§ RECORD EXCERPTS:
______

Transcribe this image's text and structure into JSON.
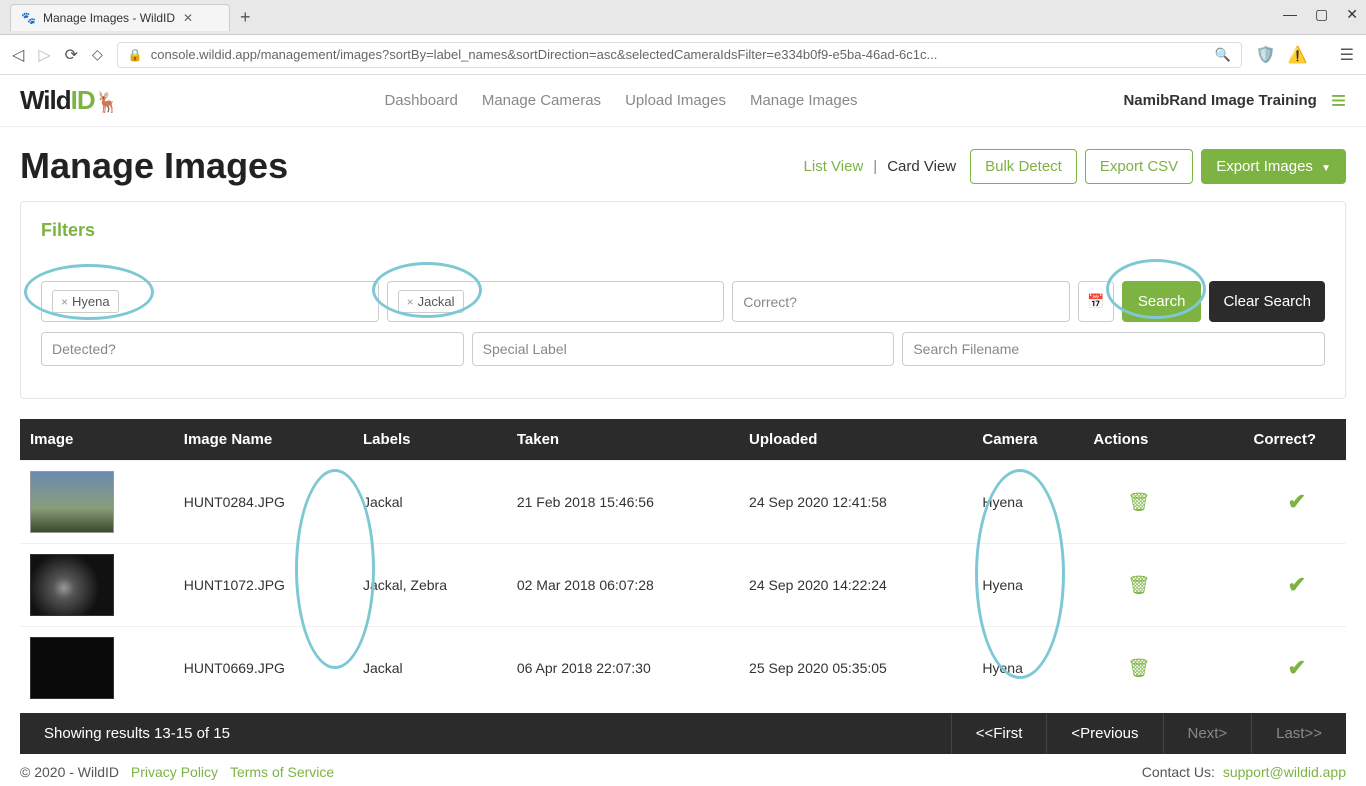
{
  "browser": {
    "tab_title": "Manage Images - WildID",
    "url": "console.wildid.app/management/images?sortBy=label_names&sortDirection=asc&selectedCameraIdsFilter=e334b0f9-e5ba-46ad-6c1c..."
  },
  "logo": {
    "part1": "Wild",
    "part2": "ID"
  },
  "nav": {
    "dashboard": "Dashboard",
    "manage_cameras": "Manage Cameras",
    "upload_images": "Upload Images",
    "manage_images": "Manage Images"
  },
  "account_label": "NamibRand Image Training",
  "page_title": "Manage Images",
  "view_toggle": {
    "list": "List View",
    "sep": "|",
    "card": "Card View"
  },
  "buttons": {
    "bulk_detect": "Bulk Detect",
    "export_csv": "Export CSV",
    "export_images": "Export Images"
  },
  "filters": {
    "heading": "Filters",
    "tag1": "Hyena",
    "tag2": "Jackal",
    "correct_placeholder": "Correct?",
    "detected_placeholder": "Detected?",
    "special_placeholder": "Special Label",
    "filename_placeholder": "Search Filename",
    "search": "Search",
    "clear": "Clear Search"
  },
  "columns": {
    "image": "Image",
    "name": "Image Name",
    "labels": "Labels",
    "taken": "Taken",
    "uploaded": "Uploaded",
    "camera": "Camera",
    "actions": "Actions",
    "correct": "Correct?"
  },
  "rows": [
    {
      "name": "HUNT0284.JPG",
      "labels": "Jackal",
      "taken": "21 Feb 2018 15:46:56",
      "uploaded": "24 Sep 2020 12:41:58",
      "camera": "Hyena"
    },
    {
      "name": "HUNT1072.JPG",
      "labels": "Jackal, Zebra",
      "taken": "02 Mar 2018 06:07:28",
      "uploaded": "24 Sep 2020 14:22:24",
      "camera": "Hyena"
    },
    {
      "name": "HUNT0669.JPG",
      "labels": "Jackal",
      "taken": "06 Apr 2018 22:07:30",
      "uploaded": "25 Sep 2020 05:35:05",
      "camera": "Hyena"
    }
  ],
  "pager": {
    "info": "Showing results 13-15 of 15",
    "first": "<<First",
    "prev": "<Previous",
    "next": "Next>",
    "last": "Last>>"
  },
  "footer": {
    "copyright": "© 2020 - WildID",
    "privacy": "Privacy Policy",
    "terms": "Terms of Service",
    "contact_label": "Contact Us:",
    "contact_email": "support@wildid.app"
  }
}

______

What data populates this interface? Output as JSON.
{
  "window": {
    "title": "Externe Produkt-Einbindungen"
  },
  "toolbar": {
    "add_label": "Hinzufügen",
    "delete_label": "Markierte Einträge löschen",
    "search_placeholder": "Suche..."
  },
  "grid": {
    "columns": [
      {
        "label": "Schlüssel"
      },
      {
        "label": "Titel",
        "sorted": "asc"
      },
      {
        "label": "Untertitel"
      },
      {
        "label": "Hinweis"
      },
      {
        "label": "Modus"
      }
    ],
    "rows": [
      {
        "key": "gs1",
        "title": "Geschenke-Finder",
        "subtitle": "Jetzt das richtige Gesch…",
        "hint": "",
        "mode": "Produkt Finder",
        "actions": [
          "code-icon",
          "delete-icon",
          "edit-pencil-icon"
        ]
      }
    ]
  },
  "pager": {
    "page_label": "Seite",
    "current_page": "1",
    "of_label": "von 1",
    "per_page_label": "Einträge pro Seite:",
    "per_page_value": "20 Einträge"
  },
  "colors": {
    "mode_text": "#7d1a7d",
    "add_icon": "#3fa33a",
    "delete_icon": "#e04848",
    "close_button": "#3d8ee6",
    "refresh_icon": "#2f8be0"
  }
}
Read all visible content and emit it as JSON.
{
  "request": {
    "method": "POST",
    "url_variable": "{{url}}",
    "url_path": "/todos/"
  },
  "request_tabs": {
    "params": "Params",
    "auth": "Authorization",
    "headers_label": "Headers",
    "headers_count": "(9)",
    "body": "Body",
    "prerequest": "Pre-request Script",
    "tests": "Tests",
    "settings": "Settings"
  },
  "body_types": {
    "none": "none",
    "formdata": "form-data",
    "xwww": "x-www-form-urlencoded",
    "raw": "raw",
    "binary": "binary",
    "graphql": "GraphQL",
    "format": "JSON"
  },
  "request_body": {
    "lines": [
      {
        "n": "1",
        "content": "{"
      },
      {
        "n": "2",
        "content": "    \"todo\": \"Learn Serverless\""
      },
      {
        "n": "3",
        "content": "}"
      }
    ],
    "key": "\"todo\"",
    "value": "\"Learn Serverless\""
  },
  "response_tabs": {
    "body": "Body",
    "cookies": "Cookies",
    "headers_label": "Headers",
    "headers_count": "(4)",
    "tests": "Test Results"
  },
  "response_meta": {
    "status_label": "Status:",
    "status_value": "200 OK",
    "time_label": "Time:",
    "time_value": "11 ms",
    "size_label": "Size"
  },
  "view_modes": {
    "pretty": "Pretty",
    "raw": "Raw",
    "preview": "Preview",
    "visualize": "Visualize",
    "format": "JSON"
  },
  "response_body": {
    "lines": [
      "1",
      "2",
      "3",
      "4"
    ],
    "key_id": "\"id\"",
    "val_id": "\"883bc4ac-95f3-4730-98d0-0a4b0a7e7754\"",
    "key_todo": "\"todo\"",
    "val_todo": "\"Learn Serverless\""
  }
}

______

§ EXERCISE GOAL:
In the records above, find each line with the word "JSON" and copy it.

§ TASK ANSWER:
Transcribe this image's text and structure into JSON.
What data populates this interface? Output as JSON.
Read all visible content and emit it as JSON.
    "format": "JSON"
    "format": "JSON"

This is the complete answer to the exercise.